Neverfail Continuity Engine performs replication asynchronously, to ensure that the active server never slows down because it's waiting to replicate data to the passive server. To do this, it queues all replication traffic. Continuity Engine uses two types of cues: the Send queue and the Receive queue. Since either server can assume the active or passive role, each server will have both a Send and Received queue.
Another feature of the Neverfail Continuity Engine product is its ability to work in the Wide Area Network (WAN, providing the same level of High Availability experienced in a LAN environment. Key differences in WAN operations include servers in different subnets and large application loads.
Servers operating in different subnets require unique IP addresses. Continuity Engine overcomes this by automatically updating domain name servers, redirecting users to the currently active server. Low time to live or TTL values ensure that the DNS caches on client machines expire quickly, resulting in faster seamless Failover times.
Under large application loads in a WAN environment, it is normal to experience a build-up of data in the same queue, due to the lower bandwidth typically found in these environments. In these cases, Continuity Engine offers a WAN Acceleration option. WAN Acceleration compresses data and performs deduplication before transmitting, to reduce the amount of traffic across the network. Additionally, it makes use of disks (rather than RAM) for the replication cues, to prevent exceeding RAM capacity.
Both the Primary and Secondary servers can run on physical hardware or within a virtual machine.

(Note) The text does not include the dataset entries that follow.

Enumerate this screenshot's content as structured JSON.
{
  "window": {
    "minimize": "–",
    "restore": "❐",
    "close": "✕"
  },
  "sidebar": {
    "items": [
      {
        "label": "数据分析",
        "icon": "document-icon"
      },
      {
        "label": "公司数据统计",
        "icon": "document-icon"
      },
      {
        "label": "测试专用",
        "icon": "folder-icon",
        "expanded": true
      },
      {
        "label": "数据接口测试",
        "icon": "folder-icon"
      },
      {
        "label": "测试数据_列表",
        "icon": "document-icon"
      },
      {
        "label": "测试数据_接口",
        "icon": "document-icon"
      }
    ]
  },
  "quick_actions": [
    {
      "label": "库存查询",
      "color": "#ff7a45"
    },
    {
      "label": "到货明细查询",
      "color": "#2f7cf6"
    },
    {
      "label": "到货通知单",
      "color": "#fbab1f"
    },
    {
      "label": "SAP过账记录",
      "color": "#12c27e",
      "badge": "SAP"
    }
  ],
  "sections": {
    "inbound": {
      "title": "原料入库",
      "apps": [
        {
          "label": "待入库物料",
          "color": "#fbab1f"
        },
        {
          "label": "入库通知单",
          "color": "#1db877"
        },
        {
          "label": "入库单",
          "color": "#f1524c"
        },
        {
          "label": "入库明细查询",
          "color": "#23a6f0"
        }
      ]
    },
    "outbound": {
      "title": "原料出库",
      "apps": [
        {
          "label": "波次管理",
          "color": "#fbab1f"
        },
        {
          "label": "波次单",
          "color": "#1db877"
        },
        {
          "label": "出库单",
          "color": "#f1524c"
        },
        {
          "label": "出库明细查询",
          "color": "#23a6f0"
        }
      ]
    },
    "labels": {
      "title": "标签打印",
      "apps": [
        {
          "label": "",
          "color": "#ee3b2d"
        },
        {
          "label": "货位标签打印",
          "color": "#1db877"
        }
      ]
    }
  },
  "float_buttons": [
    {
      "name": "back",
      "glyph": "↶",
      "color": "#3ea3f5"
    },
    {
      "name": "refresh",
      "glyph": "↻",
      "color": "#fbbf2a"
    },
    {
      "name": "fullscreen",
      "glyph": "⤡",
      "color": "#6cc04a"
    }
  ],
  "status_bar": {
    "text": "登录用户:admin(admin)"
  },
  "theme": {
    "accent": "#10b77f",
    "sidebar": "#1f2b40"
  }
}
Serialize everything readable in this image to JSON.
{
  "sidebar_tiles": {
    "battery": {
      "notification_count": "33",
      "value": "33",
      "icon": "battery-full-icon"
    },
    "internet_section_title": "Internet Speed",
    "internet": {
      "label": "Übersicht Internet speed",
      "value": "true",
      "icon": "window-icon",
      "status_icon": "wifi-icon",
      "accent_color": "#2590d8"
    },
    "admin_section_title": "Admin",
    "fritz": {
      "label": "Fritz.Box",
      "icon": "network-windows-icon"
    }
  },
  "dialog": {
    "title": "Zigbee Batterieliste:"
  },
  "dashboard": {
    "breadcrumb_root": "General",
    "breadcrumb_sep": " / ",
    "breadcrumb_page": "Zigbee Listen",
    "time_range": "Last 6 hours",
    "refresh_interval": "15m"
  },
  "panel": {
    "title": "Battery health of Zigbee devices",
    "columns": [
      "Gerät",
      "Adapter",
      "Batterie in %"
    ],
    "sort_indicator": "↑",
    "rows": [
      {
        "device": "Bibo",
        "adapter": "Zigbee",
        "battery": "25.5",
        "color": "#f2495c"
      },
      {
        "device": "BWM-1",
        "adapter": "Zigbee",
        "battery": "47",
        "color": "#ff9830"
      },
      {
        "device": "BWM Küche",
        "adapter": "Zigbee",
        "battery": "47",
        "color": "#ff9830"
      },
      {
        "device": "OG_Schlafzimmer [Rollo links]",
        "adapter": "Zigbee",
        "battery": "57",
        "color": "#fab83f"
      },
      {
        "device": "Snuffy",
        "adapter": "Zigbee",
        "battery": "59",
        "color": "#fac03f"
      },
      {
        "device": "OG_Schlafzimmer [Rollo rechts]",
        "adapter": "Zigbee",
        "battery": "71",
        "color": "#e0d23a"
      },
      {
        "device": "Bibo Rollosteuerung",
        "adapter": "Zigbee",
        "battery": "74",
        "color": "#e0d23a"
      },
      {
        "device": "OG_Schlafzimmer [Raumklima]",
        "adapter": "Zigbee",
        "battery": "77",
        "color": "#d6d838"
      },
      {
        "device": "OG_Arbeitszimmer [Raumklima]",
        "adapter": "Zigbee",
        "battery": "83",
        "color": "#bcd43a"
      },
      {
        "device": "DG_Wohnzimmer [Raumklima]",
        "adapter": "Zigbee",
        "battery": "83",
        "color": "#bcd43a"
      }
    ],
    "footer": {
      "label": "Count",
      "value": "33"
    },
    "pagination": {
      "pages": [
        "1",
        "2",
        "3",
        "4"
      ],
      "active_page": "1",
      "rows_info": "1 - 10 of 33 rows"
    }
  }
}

By using hardware virtualization technology, you can fail multiple physical servers over to one physical server hosting multiple virtual machines, resulting in a many to one relationship. It's important to remember that when you use any virtualization technology, it needs to be sized appropriately so that replication and Failover processes run seamlessly. A secondary virtual server must be just as powerful as a secondary physical server would have been.
Continuity Engine Trio
Neverfail Continuity Engine can be configured to operate in both a LAN and WAN simultaneously, providing both High Availability and Disaster Recovery, using a third server. In a trio configuration, the Primary and Secondary servers perform High Availability operations in the LAN while the Secondary and Tertiary servers perform Disaster Recovery operations in a WAN. With the trio configuration, Continuity Engine uses one active server and two passive servers.
In a trio configuration, any of the three servers can perform an active or a passive role, providing flexibility and maintaining High Availability concurrently with Disaster Recovery.
In the trio configuration, the active server replicates to the first passive server and the first passive server replicates to the second passive server.
When configured in a trio, the following should be considered:
- Each server requires a minimum of 2 channels resulting in 2 separate IP addresses for channel communications per server.
- The Tertiary server will not operate in the middle of the replication chain, thereby preventing replication across the network in both directions.
- The communications between servers in the trio is a closed system and all channel connections must be functional to maintain both HA and DR.
Congratulations for completing this learning session. This knowledge, combined with knowledge gained from other Neverfail learning articles will assist you in achieving full success with Neverfail Continuity Engine products.